Originally, I paged the first megabyte to itself and paged 0x00100000 to 0xC0100000. This makes the hardware exposed in low memory easy to access, ensures my first page tables are mapped in, etc, and it ensures the symbols in the kernel were all mapped in. And, then I set up paging and….crash. Why? Well, because I’m already running my code at 0x00100000…which is in the second megabyte. The address of the current instruction was not mapped to anything! So, once paging was turned on, my own code became inaccessible. In the end, I ended up deciding to map the first four megabytes to themselves. I’ll want to clean that out eventually, but for initialization, it’s something I can live with. So, this was enough to get me into the ArcanOS kernel proper, but then…crash. What was it this time? Well…GRUB put the multiboot info struct below 0xC0100000, so that wasn’t mapped in. Again, just to keep the bases covered, I mapped the first four megabytes to the address space starting at 0xC0000000. This does mean there are currently two ways to access the same 4MB of memory, but it gets ArcanOS up and booting, and there should be some easy ways to clean this up.

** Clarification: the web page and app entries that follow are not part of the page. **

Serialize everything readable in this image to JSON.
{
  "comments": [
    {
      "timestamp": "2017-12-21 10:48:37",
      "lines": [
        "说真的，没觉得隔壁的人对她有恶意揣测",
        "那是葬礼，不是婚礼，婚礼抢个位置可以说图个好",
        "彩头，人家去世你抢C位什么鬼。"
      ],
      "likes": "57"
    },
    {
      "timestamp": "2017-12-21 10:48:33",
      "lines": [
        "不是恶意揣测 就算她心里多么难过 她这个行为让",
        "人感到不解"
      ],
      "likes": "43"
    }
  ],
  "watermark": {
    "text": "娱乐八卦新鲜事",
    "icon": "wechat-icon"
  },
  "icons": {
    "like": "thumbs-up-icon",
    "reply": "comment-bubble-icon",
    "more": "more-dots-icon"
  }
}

Technically, with this view of memory, ArcanOS would have run just like the GDT trick was still being used, but I still did due diligence and I went through and stopped referring to addresses as being relative to KERNBASE. My word of advice to any OS hobbyist who’s starting out– I really encourage you to consider doing rudimentary paging right from the start. If you don’t, you’re going to get married to an address management scheme you’re likely to throw away later, and if you’ve been using it for a while, then it’ll take a harder portage effort to get off of it. Just page your memory in from the get go. If you’re using GRUB, even more to the point, because GRUB already set up the GDT for you to use paging with a flat memory model. The biggest concern I had with setting up paging was that it looked hard at a time when I just wanted to get a kernel booting and doing some interesting things. In reality, I was able to sling together a C function which would set up the page tables, and this made things very easy indeed. Don’t get into using segmentation. If you do, it’ll be a long, hard road getting back out.

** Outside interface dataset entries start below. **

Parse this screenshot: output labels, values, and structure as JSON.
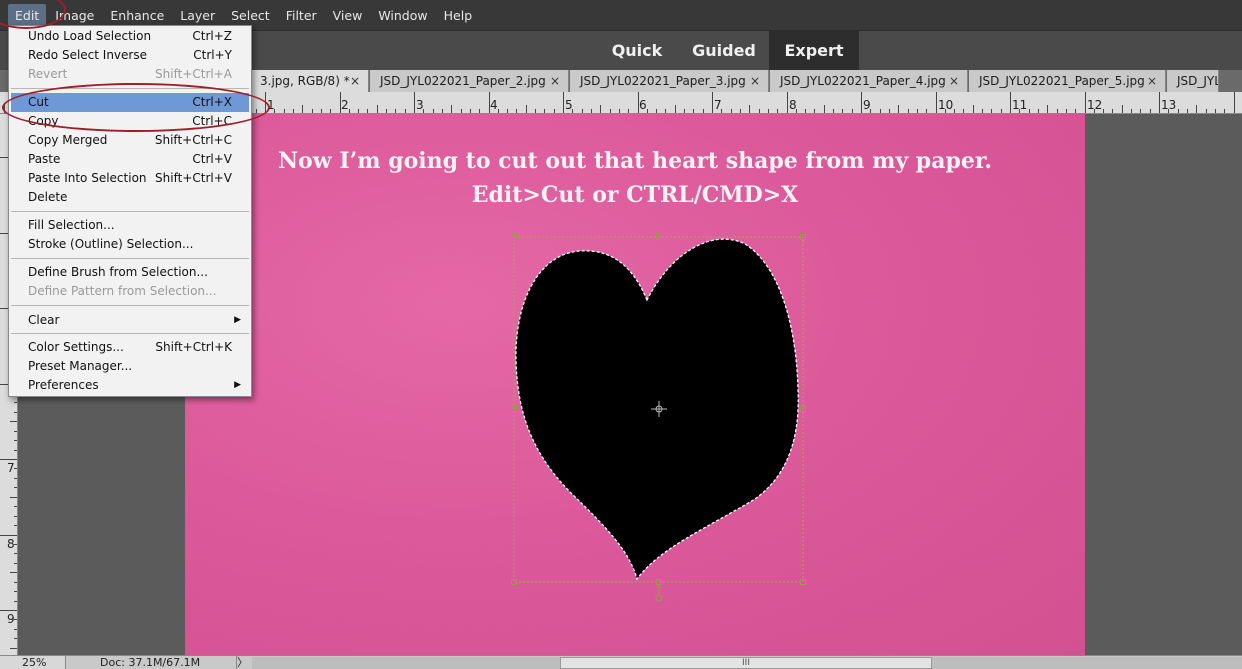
{
  "menubar": {
    "items": [
      "Edit",
      "Image",
      "Enhance",
      "Layer",
      "Select",
      "Filter",
      "View",
      "Window",
      "Help"
    ]
  },
  "modes": {
    "quick": "Quick",
    "guided": "Guided",
    "expert": "Expert"
  },
  "tabs": [
    {
      "label": "3.jpg, RGB/8) *",
      "close": "×"
    },
    {
      "label": "JSD_JYL022021_Paper_2.jpg",
      "close": "×"
    },
    {
      "label": "JSD_JYL022021_Paper_3.jpg",
      "close": "×"
    },
    {
      "label": "JSD_JYL022021_Paper_4.jpg",
      "close": "×"
    },
    {
      "label": "JSD_JYL022021_Paper_5.jpg",
      "close": "×"
    },
    {
      "label": "JSD_JYL",
      "close": ""
    }
  ],
  "ruler": {
    "h_labels": [
      "1",
      "2",
      "3",
      "4",
      "5",
      "6",
      "7",
      "8",
      "9",
      "10",
      "11",
      "12",
      "13"
    ],
    "v_labels": [
      "7",
      "8",
      "9"
    ]
  },
  "canvas": {
    "line1": "Now I’m going to cut out that heart shape from my paper.",
    "line2": "Edit>Cut or CTRL/CMD>X",
    "paper_color": "#de5a9a",
    "heart_color": "#000000"
  },
  "edit_menu": {
    "items": [
      {
        "label": "Undo Load Selection",
        "shortcut": "Ctrl+Z"
      },
      {
        "label": "Redo Select Inverse",
        "shortcut": "Ctrl+Y"
      },
      {
        "label": "Revert",
        "shortcut": "Shift+Ctrl+A"
      },
      {
        "label": "Cut",
        "shortcut": "Ctrl+X"
      },
      {
        "label": "Copy",
        "shortcut": "Ctrl+C"
      },
      {
        "label": "Copy Merged",
        "shortcut": "Shift+Ctrl+C"
      },
      {
        "label": "Paste",
        "shortcut": "Ctrl+V"
      },
      {
        "label": "Paste Into Selection",
        "shortcut": "Shift+Ctrl+V"
      },
      {
        "label": "Delete",
        "shortcut": ""
      },
      {
        "label": "Fill Selection...",
        "shortcut": ""
      },
      {
        "label": "Stroke (Outline) Selection...",
        "shortcut": ""
      },
      {
        "label": "Define Brush from Selection...",
        "shortcut": ""
      },
      {
        "label": "Define Pattern from Selection...",
        "shortcut": ""
      },
      {
        "label": "Clear",
        "shortcut": ""
      },
      {
        "label": "Color Settings...",
        "shortcut": "Shift+Ctrl+K"
      },
      {
        "label": "Preset Manager...",
        "shortcut": ""
      },
      {
        "label": "Preferences",
        "shortcut": ""
      }
    ]
  },
  "status": {
    "zoom": "25%",
    "doc": "Doc: 37.1M/67.1M",
    "arrow": "〉",
    "grip": "III"
  },
  "colors": {
    "highlight": "#6e98d6",
    "annotation": "#9c1f2a",
    "menubar": "#383838"
  }
}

So, from here, what I really need to do is clean up the paging a little bit. Once I’m jumped into the kernel, I can stop identity-paging the first 4MB. I also want to map only enough pages to hold the kernel. Also, I don’t see a good reason to link the kernel at 0xC01000000 any more, since doing that was mostly to make the GDT trick a little bit simpler. I have a good map of physical memory thanks to GRUB and I can make and manipulate pages, so this is everything the memory manager needs to be pretty full-featured.